Input data below:
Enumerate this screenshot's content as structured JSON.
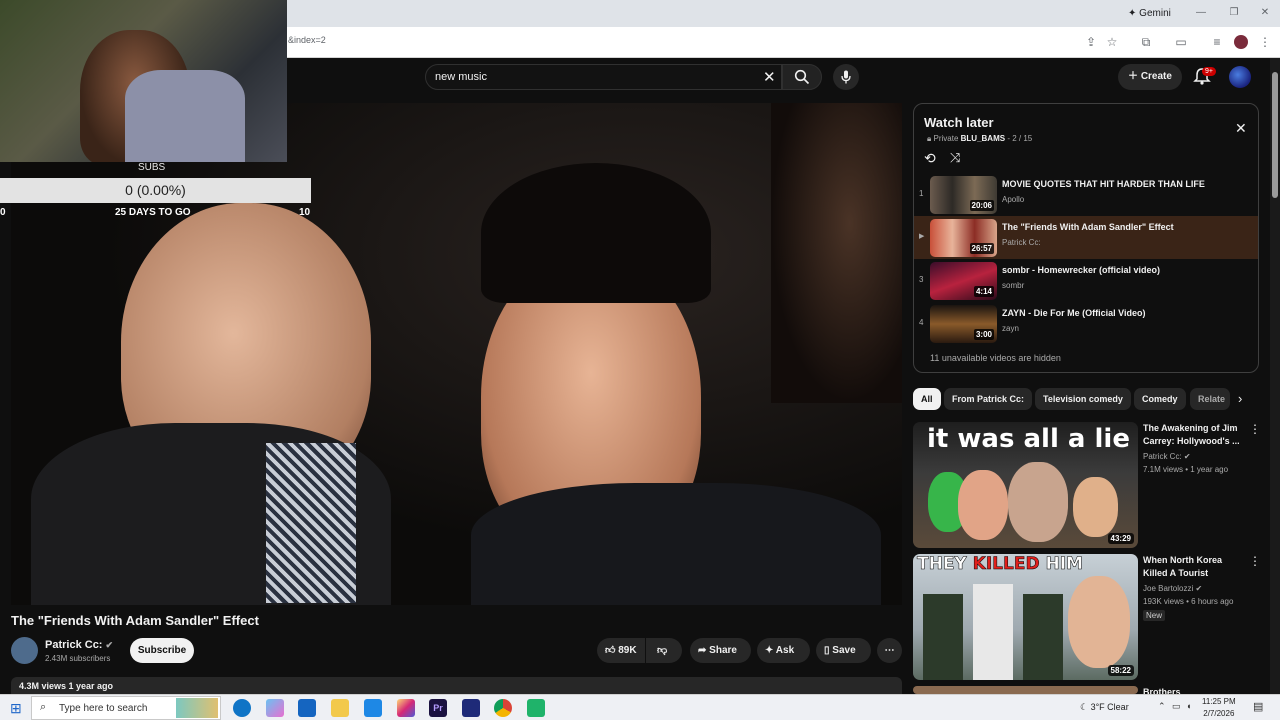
{
  "browser": {
    "url_fragment": "&index=2",
    "gemini_label": "Gemini"
  },
  "header": {
    "search_value": "new music",
    "create_label": "Create",
    "notif_badge": "9+"
  },
  "overlay": {
    "subs_label": "SUBS",
    "progress_text": "0 (0.00%)",
    "min_value": "0",
    "days_text": "25 DAYS TO GO",
    "max_value": "10",
    "progress": 0
  },
  "video": {
    "title": "The \"Friends With Adam Sandler\" Effect",
    "channel": "Patrick Cc:",
    "subscribers": "2.43M subscribers",
    "subscribe_label": "Subscribe",
    "likes": "89K",
    "share_label": "Share",
    "ask_label": "Ask",
    "save_label": "Save",
    "views_line": "4.3M views  1 year ago"
  },
  "playlist": {
    "title": "Watch later",
    "privacy": "Private",
    "owner": "BLU_BAMS",
    "position": "- 2 / 15",
    "hidden_note": "11 unavailable videos are hidden",
    "items": [
      {
        "num": "1",
        "title": "MOVIE QUOTES THAT HIT HARDER THAN LIFE",
        "channel": "Apollo",
        "duration": "20:06"
      },
      {
        "num": "▶",
        "title": "The \"Friends With Adam Sandler\" Effect",
        "channel": "Patrick Cc:",
        "duration": "26:57"
      },
      {
        "num": "3",
        "title": "sombr - Homewrecker (official video)",
        "channel": "sombr",
        "duration": "4:14"
      },
      {
        "num": "4",
        "title": "ZAYN - Die For Me (Official Video)",
        "channel": "zayn",
        "duration": "3:00"
      }
    ]
  },
  "chips": [
    "All",
    "From Patrick Cc:",
    "Television comedy",
    "Comedy",
    "Relate"
  ],
  "recommendations": [
    {
      "title": "The Awakening of Jim Carrey: Hollywood's ...",
      "channel": "Patrick Cc:",
      "meta": "7.1M views • 1 year ago",
      "duration": "43:29",
      "thumb_text": "it was all a lie"
    },
    {
      "title": "When North Korea Killed A Tourist",
      "channel": "Joe Bartolozzi",
      "meta": "193K views • 6 hours ago",
      "badge": "New",
      "duration": "58:22",
      "thumb_text_a": "THEY ",
      "thumb_text_b": "KILLED",
      "thumb_text_c": " HIM"
    },
    {
      "title": "Brothers"
    }
  ],
  "taskbar": {
    "search_placeholder": "Type here to search",
    "weather": "3°F  Clear",
    "time": "11:25 PM",
    "date": "2/7/2026"
  }
}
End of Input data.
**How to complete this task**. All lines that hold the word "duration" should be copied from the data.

**Your response**.
        "duration": "20:06"
        "duration": "26:57"
        "duration": "4:14"
        "duration": "3:00"
      "duration": "43:29",
      "duration": "58:22",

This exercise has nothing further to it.